First up was John Galliano. Entirely briiliant both as clothes and as spectacle. The theme was silent movies and in particular Buster Keaton and Charlie Chaplin. The show began with a mighty rushing wind and copies of the newspaper Galliano Gazette swirling across the runway to set the mood of poor urban life when the movies were the only escape from work and poverty for most of the working classes in the early years of the last century.
Out of the mist rose a vast clock (shades of Harold Lloyd), then came a Chaplin lookalike and we were off into a jerky, high-energy show with the models tumbling out onto the runway and dashing down it at fantastic speed. Chalk white faces, huge Caplinesque boots, top hats and moustaches which changed into an hommage to Monsieur Houlot and his famous cinematic holiday sur la plage. It was all rollicking good fun and raised our thoughts well up and away from the unbelievable heat in the venue.
And, apart from that, the clothes....? A brilliantly young and accessible wardrobe, sexy and able to be deconstructed into a range of looks that any guy would like even if fashion isn't his main concern in life.

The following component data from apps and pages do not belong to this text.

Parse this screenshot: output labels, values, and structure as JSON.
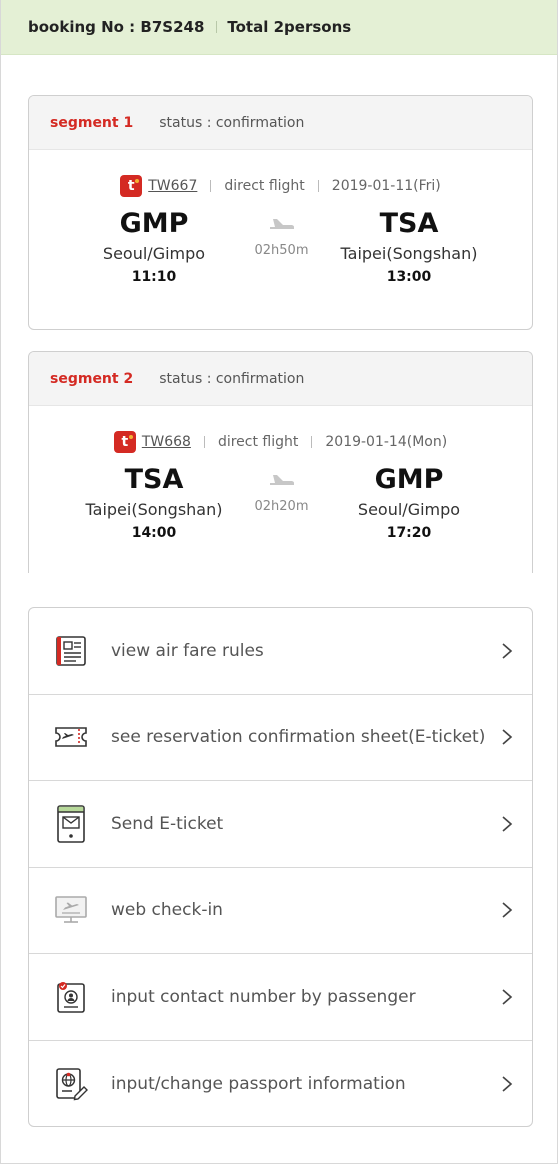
{
  "header": {
    "booking_label": "booking No : B7S248",
    "total_label": "Total 2persons"
  },
  "segments": [
    {
      "title": "segment 1",
      "status": "status : confirmation",
      "airline_logo": "t",
      "flight_no": "TW667",
      "flight_type": "direct flight",
      "date": "2019-01-11(Fri)",
      "departure": {
        "code": "GMP",
        "city": "Seoul/Gimpo",
        "time": "11:10"
      },
      "arrival": {
        "code": "TSA",
        "city": "Taipei(Songshan)",
        "time": "13:00"
      },
      "duration": "02h50m"
    },
    {
      "title": "segment 2",
      "status": "status : confirmation",
      "airline_logo": "t",
      "flight_no": "TW668",
      "flight_type": "direct flight",
      "date": "2019-01-14(Mon)",
      "departure": {
        "code": "TSA",
        "city": "Taipei(Songshan)",
        "time": "14:00"
      },
      "arrival": {
        "code": "GMP",
        "city": "Seoul/Gimpo",
        "time": "17:20"
      },
      "duration": "02h20m"
    }
  ],
  "menu": [
    {
      "label": "view air fare rules",
      "icon": "document-icon"
    },
    {
      "label": "see reservation confirmation sheet(E-ticket)",
      "icon": "ticket-icon"
    },
    {
      "label": "Send E-ticket",
      "icon": "email-device-icon"
    },
    {
      "label": "web check-in",
      "icon": "monitor-plane-icon"
    },
    {
      "label": "input contact number by passenger",
      "icon": "contact-badge-icon"
    },
    {
      "label": "input/change passport information",
      "icon": "passport-edit-icon"
    }
  ],
  "colors": {
    "header_bg": "#e4f0d5",
    "accent_red": "#d42a23",
    "segment_head_bg": "#f4f4f4"
  }
}
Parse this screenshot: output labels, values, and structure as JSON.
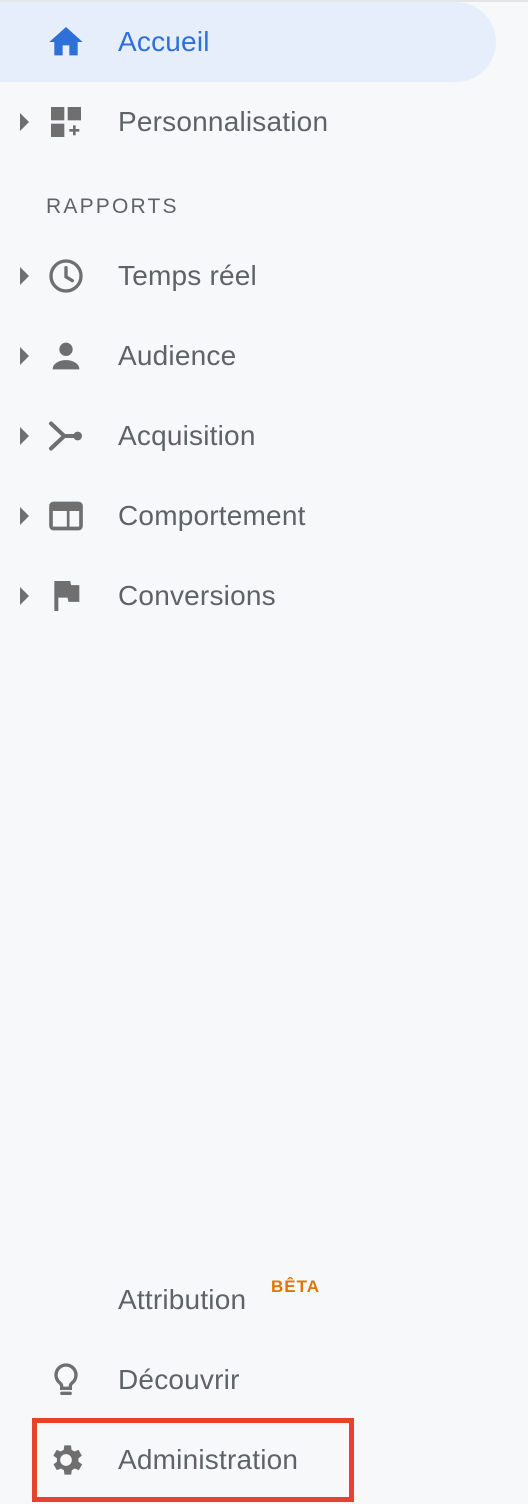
{
  "nav": {
    "home": {
      "label": "Accueil",
      "icon": "home-icon",
      "active": true
    },
    "customization": {
      "label": "Personnalisation",
      "icon": "dashboard-plus-icon"
    },
    "reports_heading": "RAPPORTS",
    "reports": [
      {
        "label": "Temps réel",
        "icon": "clock-icon"
      },
      {
        "label": "Audience",
        "icon": "person-icon"
      },
      {
        "label": "Acquisition",
        "icon": "acquisition-icon"
      },
      {
        "label": "Comportement",
        "icon": "browser-window-icon"
      },
      {
        "label": "Conversions",
        "icon": "flag-icon"
      }
    ],
    "attribution": {
      "label": "Attribution",
      "badge": "BÊTA"
    },
    "discover": {
      "label": "Découvrir",
      "icon": "lightbulb-icon"
    },
    "admin": {
      "label": "Administration",
      "icon": "gear-icon",
      "highlighted": true
    }
  },
  "colors": {
    "active_text": "#2f70d8",
    "active_bg": "#e6eefb",
    "text": "#5f6368",
    "icon": "#6f6f6f",
    "badge": "#e37400",
    "highlight_border": "#e8412c",
    "background": "#f7f8fa"
  }
}
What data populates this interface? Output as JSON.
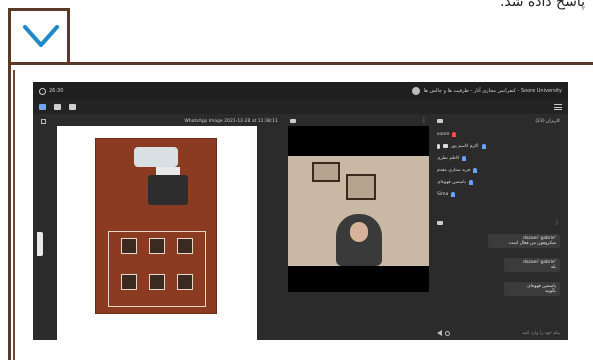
{
  "top_caption": "پاسخ داده شد.",
  "meeting": {
    "time": "26:30",
    "title": "Soore University - کنفرانس مجازی آثار - ظرفیت ها و چالش ها",
    "document": {
      "title": "WhatsApp Image 2021-12-28 at 11:38:11"
    },
    "users_panel": {
      "title": "کاربران (23)",
      "users": [
        {
          "name": "soore",
          "status": "red"
        },
        {
          "name": "اکرم کاسم پور",
          "status": "blue"
        },
        {
          "name": "کاظم نظری",
          "status": "blue"
        },
        {
          "name": "فرید ستاری مقدم",
          "status": "blue"
        },
        {
          "name": "یاسمین قهوه‌ای",
          "status": "blue"
        },
        {
          "name": "Sima",
          "status": "blue"
        }
      ]
    },
    "chat": {
      "messages": [
        {
          "author": "'dazaei' gabrie",
          "text": "میکروفون من فعال است"
        },
        {
          "author": "'dazaei' gabrie",
          "text": "بله"
        },
        {
          "author": "یاسمین قهوه‌ای",
          "text": "بگویید"
        }
      ],
      "input_placeholder": "پیام خود را وارد کنید"
    }
  },
  "icons": {
    "chevron": "chevron-down-icon",
    "speaker": "speaker-icon",
    "share": "share-icon",
    "hand": "raise-hand-icon",
    "menu": "menu-icon",
    "gear": "gear-icon",
    "send": "send-icon",
    "emoji": "emoji-icon",
    "mic": "mic-icon",
    "video": "video-icon"
  },
  "colors": {
    "brown_frame": "#5a3a26",
    "chevron_blue": "#1e88c9",
    "meeting_bg": "#2b2b2b",
    "poster": "#8a3b22"
  }
}
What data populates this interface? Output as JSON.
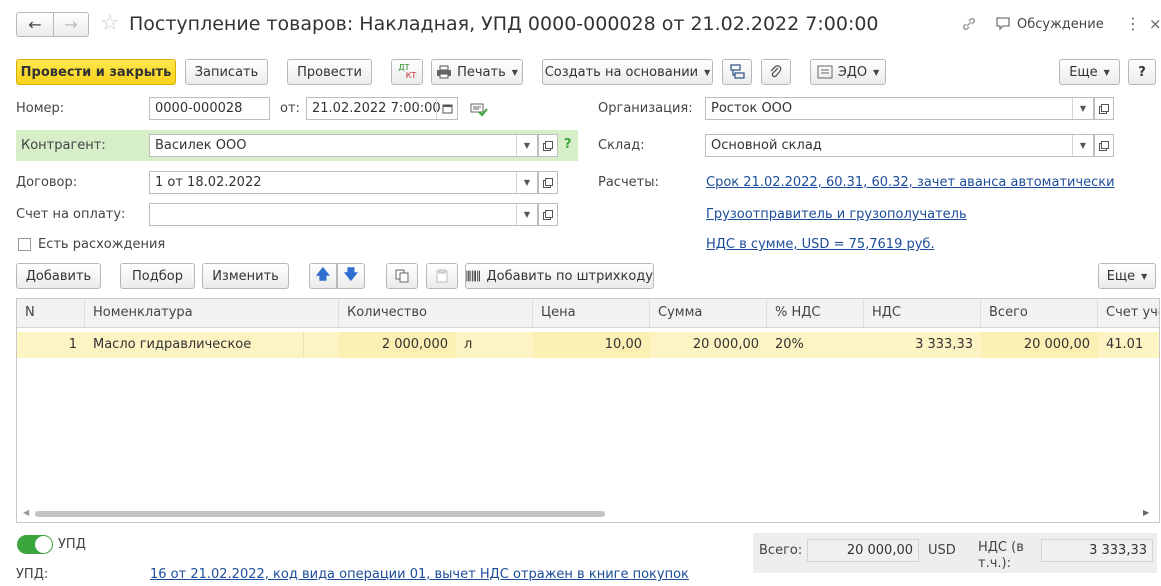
{
  "header": {
    "title": "Поступление товаров: Накладная, УПД 0000-000028 от 21.02.2022 7:00:00",
    "discussion_label": "Обсуждение"
  },
  "toolbar": {
    "post_close_label": "Провести и закрыть",
    "save_label": "Записать",
    "post_label": "Провести",
    "dtkt_label_top": "ДТ",
    "dtkt_label_bottom": "КТ",
    "print_label": "Печать",
    "create_based_label": "Создать на основании",
    "edo_label": "ЭДО",
    "more_label": "Еще",
    "help_label": "?"
  },
  "form": {
    "number_label": "Номер:",
    "number_value": "0000-000028",
    "from_label": "от:",
    "date_value": "21.02.2022  7:00:00",
    "org_label": "Организация:",
    "org_value": "Росток ООО",
    "counterparty_label": "Контрагент:",
    "counterparty_value": "Василек ООО",
    "warehouse_label": "Склад:",
    "warehouse_value": "Основной склад",
    "contract_label": "Договор:",
    "contract_value": "1 от 18.02.2022",
    "settlements_label": "Расчеты:",
    "settlements_link": "Срок 21.02.2022, 60.31, 60.32, зачет аванса автоматически",
    "invoice_label": "Счет на оплату:",
    "invoice_value": "",
    "shipper_link": "Грузоотправитель и грузополучатель",
    "discrepancy_label": "Есть расхождения",
    "vat_link": "НДС в сумме, USD = 75,7619 руб."
  },
  "table_toolbar": {
    "add_label": "Добавить",
    "pick_label": "Подбор",
    "edit_label": "Изменить",
    "barcode_label": "Добавить по штрихкоду",
    "more_label": "Еще"
  },
  "table": {
    "columns": [
      "N",
      "Номенклатура",
      "Количество",
      "Цена",
      "Сумма",
      "% НДС",
      "НДС",
      "Всего",
      "Счет уче"
    ],
    "rows": [
      {
        "n": "1",
        "item": "Масло гидравлическое",
        "qty": "2 000,000",
        "unit": "л",
        "price": "10,00",
        "sum": "20 000,00",
        "vat_rate": "20%",
        "vat": "3 333,33",
        "total": "20 000,00",
        "account": "41.01"
      }
    ]
  },
  "footer": {
    "upd_toggle_label": "УПД",
    "upd_label": "УПД:",
    "upd_link": "16 от 21.02.2022, код вида операции 01, вычет НДС отражен в книге покупок",
    "total_label": "Всего:",
    "total_value": "20 000,00",
    "currency": "USD",
    "vat_incl_label_1": "НДС (в",
    "vat_incl_label_2": "т.ч.):",
    "vat_incl_value": "3 333,33"
  },
  "colors": {
    "primary_button": "#f7d11a",
    "counterparty_highlight": "#d6efc9",
    "selected_row": "#fdf4c4",
    "link": "#1c4d9a",
    "toggle": "#3aa53a"
  }
}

It was obviously a hard act to follow but Kris Van Assche for Dior Homme was up to the challenge the day after in a venue even more torrid thn the Galliano one – which had a very senior lady of the press complaining birtterly and at some length about her discomfort. Most of us rose above the temperature and were delighted at how convincingly Van Assche has made Dior Homme his own after stepping into the space left by Hedi Slimane when he parted company with Dior. Minimalist, urbane and full of simple but telling details that made a statement as subtle as the very best (I am thinking of the sadly missed Jil Sander, the total mistress of the perfectly conceived and tailored garment that commands attention in whispers).
Van Assche has the same perfect pitch.